The records >>
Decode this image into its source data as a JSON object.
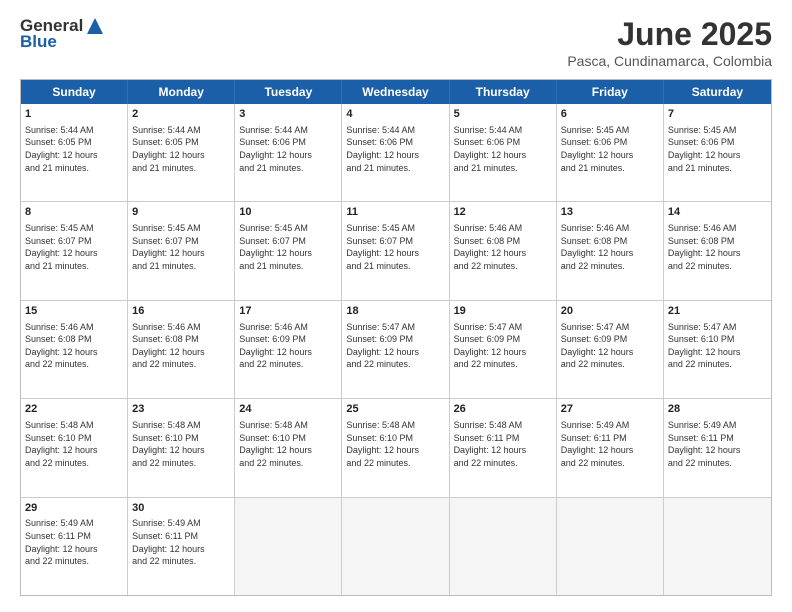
{
  "logo": {
    "general": "General",
    "blue": "Blue"
  },
  "title": "June 2025",
  "location": "Pasca, Cundinamarca, Colombia",
  "days": [
    "Sunday",
    "Monday",
    "Tuesday",
    "Wednesday",
    "Thursday",
    "Friday",
    "Saturday"
  ],
  "rows": [
    [
      {
        "day": "1",
        "sunrise": "5:44 AM",
        "sunset": "6:05 PM",
        "daylight": "12 hours and 21 minutes."
      },
      {
        "day": "2",
        "sunrise": "5:44 AM",
        "sunset": "6:05 PM",
        "daylight": "12 hours and 21 minutes."
      },
      {
        "day": "3",
        "sunrise": "5:44 AM",
        "sunset": "6:06 PM",
        "daylight": "12 hours and 21 minutes."
      },
      {
        "day": "4",
        "sunrise": "5:44 AM",
        "sunset": "6:06 PM",
        "daylight": "12 hours and 21 minutes."
      },
      {
        "day": "5",
        "sunrise": "5:44 AM",
        "sunset": "6:06 PM",
        "daylight": "12 hours and 21 minutes."
      },
      {
        "day": "6",
        "sunrise": "5:45 AM",
        "sunset": "6:06 PM",
        "daylight": "12 hours and 21 minutes."
      },
      {
        "day": "7",
        "sunrise": "5:45 AM",
        "sunset": "6:06 PM",
        "daylight": "12 hours and 21 minutes."
      }
    ],
    [
      {
        "day": "8",
        "sunrise": "5:45 AM",
        "sunset": "6:07 PM",
        "daylight": "12 hours and 21 minutes."
      },
      {
        "day": "9",
        "sunrise": "5:45 AM",
        "sunset": "6:07 PM",
        "daylight": "12 hours and 21 minutes."
      },
      {
        "day": "10",
        "sunrise": "5:45 AM",
        "sunset": "6:07 PM",
        "daylight": "12 hours and 21 minutes."
      },
      {
        "day": "11",
        "sunrise": "5:45 AM",
        "sunset": "6:07 PM",
        "daylight": "12 hours and 21 minutes."
      },
      {
        "day": "12",
        "sunrise": "5:46 AM",
        "sunset": "6:08 PM",
        "daylight": "12 hours and 22 minutes."
      },
      {
        "day": "13",
        "sunrise": "5:46 AM",
        "sunset": "6:08 PM",
        "daylight": "12 hours and 22 minutes."
      },
      {
        "day": "14",
        "sunrise": "5:46 AM",
        "sunset": "6:08 PM",
        "daylight": "12 hours and 22 minutes."
      }
    ],
    [
      {
        "day": "15",
        "sunrise": "5:46 AM",
        "sunset": "6:08 PM",
        "daylight": "12 hours and 22 minutes."
      },
      {
        "day": "16",
        "sunrise": "5:46 AM",
        "sunset": "6:08 PM",
        "daylight": "12 hours and 22 minutes."
      },
      {
        "day": "17",
        "sunrise": "5:46 AM",
        "sunset": "6:09 PM",
        "daylight": "12 hours and 22 minutes."
      },
      {
        "day": "18",
        "sunrise": "5:47 AM",
        "sunset": "6:09 PM",
        "daylight": "12 hours and 22 minutes."
      },
      {
        "day": "19",
        "sunrise": "5:47 AM",
        "sunset": "6:09 PM",
        "daylight": "12 hours and 22 minutes."
      },
      {
        "day": "20",
        "sunrise": "5:47 AM",
        "sunset": "6:09 PM",
        "daylight": "12 hours and 22 minutes."
      },
      {
        "day": "21",
        "sunrise": "5:47 AM",
        "sunset": "6:10 PM",
        "daylight": "12 hours and 22 minutes."
      }
    ],
    [
      {
        "day": "22",
        "sunrise": "5:48 AM",
        "sunset": "6:10 PM",
        "daylight": "12 hours and 22 minutes."
      },
      {
        "day": "23",
        "sunrise": "5:48 AM",
        "sunset": "6:10 PM",
        "daylight": "12 hours and 22 minutes."
      },
      {
        "day": "24",
        "sunrise": "5:48 AM",
        "sunset": "6:10 PM",
        "daylight": "12 hours and 22 minutes."
      },
      {
        "day": "25",
        "sunrise": "5:48 AM",
        "sunset": "6:10 PM",
        "daylight": "12 hours and 22 minutes."
      },
      {
        "day": "26",
        "sunrise": "5:48 AM",
        "sunset": "6:11 PM",
        "daylight": "12 hours and 22 minutes."
      },
      {
        "day": "27",
        "sunrise": "5:49 AM",
        "sunset": "6:11 PM",
        "daylight": "12 hours and 22 minutes."
      },
      {
        "day": "28",
        "sunrise": "5:49 AM",
        "sunset": "6:11 PM",
        "daylight": "12 hours and 22 minutes."
      }
    ],
    [
      {
        "day": "29",
        "sunrise": "5:49 AM",
        "sunset": "6:11 PM",
        "daylight": "12 hours and 22 minutes."
      },
      {
        "day": "30",
        "sunrise": "5:49 AM",
        "sunset": "6:11 PM",
        "daylight": "12 hours and 22 minutes."
      },
      {
        "day": "",
        "sunrise": "",
        "sunset": "",
        "daylight": ""
      },
      {
        "day": "",
        "sunrise": "",
        "sunset": "",
        "daylight": ""
      },
      {
        "day": "",
        "sunrise": "",
        "sunset": "",
        "daylight": ""
      },
      {
        "day": "",
        "sunrise": "",
        "sunset": "",
        "daylight": ""
      },
      {
        "day": "",
        "sunrise": "",
        "sunset": "",
        "daylight": ""
      }
    ]
  ],
  "labels": {
    "sunrise": "Sunrise:",
    "sunset": "Sunset:",
    "daylight": "Daylight:"
  }
}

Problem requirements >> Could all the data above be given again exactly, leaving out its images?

Answer section >>
Decode this image into its source data as a JSON object.
{
  "logo": {
    "general": "General",
    "blue": "Blue"
  },
  "title": "June 2025",
  "location": "Pasca, Cundinamarca, Colombia",
  "days": [
    "Sunday",
    "Monday",
    "Tuesday",
    "Wednesday",
    "Thursday",
    "Friday",
    "Saturday"
  ],
  "rows": [
    [
      {
        "day": "1",
        "sunrise": "5:44 AM",
        "sunset": "6:05 PM",
        "daylight": "12 hours and 21 minutes."
      },
      {
        "day": "2",
        "sunrise": "5:44 AM",
        "sunset": "6:05 PM",
        "daylight": "12 hours and 21 minutes."
      },
      {
        "day": "3",
        "sunrise": "5:44 AM",
        "sunset": "6:06 PM",
        "daylight": "12 hours and 21 minutes."
      },
      {
        "day": "4",
        "sunrise": "5:44 AM",
        "sunset": "6:06 PM",
        "daylight": "12 hours and 21 minutes."
      },
      {
        "day": "5",
        "sunrise": "5:44 AM",
        "sunset": "6:06 PM",
        "daylight": "12 hours and 21 minutes."
      },
      {
        "day": "6",
        "sunrise": "5:45 AM",
        "sunset": "6:06 PM",
        "daylight": "12 hours and 21 minutes."
      },
      {
        "day": "7",
        "sunrise": "5:45 AM",
        "sunset": "6:06 PM",
        "daylight": "12 hours and 21 minutes."
      }
    ],
    [
      {
        "day": "8",
        "sunrise": "5:45 AM",
        "sunset": "6:07 PM",
        "daylight": "12 hours and 21 minutes."
      },
      {
        "day": "9",
        "sunrise": "5:45 AM",
        "sunset": "6:07 PM",
        "daylight": "12 hours and 21 minutes."
      },
      {
        "day": "10",
        "sunrise": "5:45 AM",
        "sunset": "6:07 PM",
        "daylight": "12 hours and 21 minutes."
      },
      {
        "day": "11",
        "sunrise": "5:45 AM",
        "sunset": "6:07 PM",
        "daylight": "12 hours and 21 minutes."
      },
      {
        "day": "12",
        "sunrise": "5:46 AM",
        "sunset": "6:08 PM",
        "daylight": "12 hours and 22 minutes."
      },
      {
        "day": "13",
        "sunrise": "5:46 AM",
        "sunset": "6:08 PM",
        "daylight": "12 hours and 22 minutes."
      },
      {
        "day": "14",
        "sunrise": "5:46 AM",
        "sunset": "6:08 PM",
        "daylight": "12 hours and 22 minutes."
      }
    ],
    [
      {
        "day": "15",
        "sunrise": "5:46 AM",
        "sunset": "6:08 PM",
        "daylight": "12 hours and 22 minutes."
      },
      {
        "day": "16",
        "sunrise": "5:46 AM",
        "sunset": "6:08 PM",
        "daylight": "12 hours and 22 minutes."
      },
      {
        "day": "17",
        "sunrise": "5:46 AM",
        "sunset": "6:09 PM",
        "daylight": "12 hours and 22 minutes."
      },
      {
        "day": "18",
        "sunrise": "5:47 AM",
        "sunset": "6:09 PM",
        "daylight": "12 hours and 22 minutes."
      },
      {
        "day": "19",
        "sunrise": "5:47 AM",
        "sunset": "6:09 PM",
        "daylight": "12 hours and 22 minutes."
      },
      {
        "day": "20",
        "sunrise": "5:47 AM",
        "sunset": "6:09 PM",
        "daylight": "12 hours and 22 minutes."
      },
      {
        "day": "21",
        "sunrise": "5:47 AM",
        "sunset": "6:10 PM",
        "daylight": "12 hours and 22 minutes."
      }
    ],
    [
      {
        "day": "22",
        "sunrise": "5:48 AM",
        "sunset": "6:10 PM",
        "daylight": "12 hours and 22 minutes."
      },
      {
        "day": "23",
        "sunrise": "5:48 AM",
        "sunset": "6:10 PM",
        "daylight": "12 hours and 22 minutes."
      },
      {
        "day": "24",
        "sunrise": "5:48 AM",
        "sunset": "6:10 PM",
        "daylight": "12 hours and 22 minutes."
      },
      {
        "day": "25",
        "sunrise": "5:48 AM",
        "sunset": "6:10 PM",
        "daylight": "12 hours and 22 minutes."
      },
      {
        "day": "26",
        "sunrise": "5:48 AM",
        "sunset": "6:11 PM",
        "daylight": "12 hours and 22 minutes."
      },
      {
        "day": "27",
        "sunrise": "5:49 AM",
        "sunset": "6:11 PM",
        "daylight": "12 hours and 22 minutes."
      },
      {
        "day": "28",
        "sunrise": "5:49 AM",
        "sunset": "6:11 PM",
        "daylight": "12 hours and 22 minutes."
      }
    ],
    [
      {
        "day": "29",
        "sunrise": "5:49 AM",
        "sunset": "6:11 PM",
        "daylight": "12 hours and 22 minutes."
      },
      {
        "day": "30",
        "sunrise": "5:49 AM",
        "sunset": "6:11 PM",
        "daylight": "12 hours and 22 minutes."
      },
      {
        "day": "",
        "sunrise": "",
        "sunset": "",
        "daylight": ""
      },
      {
        "day": "",
        "sunrise": "",
        "sunset": "",
        "daylight": ""
      },
      {
        "day": "",
        "sunrise": "",
        "sunset": "",
        "daylight": ""
      },
      {
        "day": "",
        "sunrise": "",
        "sunset": "",
        "daylight": ""
      },
      {
        "day": "",
        "sunrise": "",
        "sunset": "",
        "daylight": ""
      }
    ]
  ],
  "labels": {
    "sunrise": "Sunrise:",
    "sunset": "Sunset:",
    "daylight": "Daylight:"
  }
}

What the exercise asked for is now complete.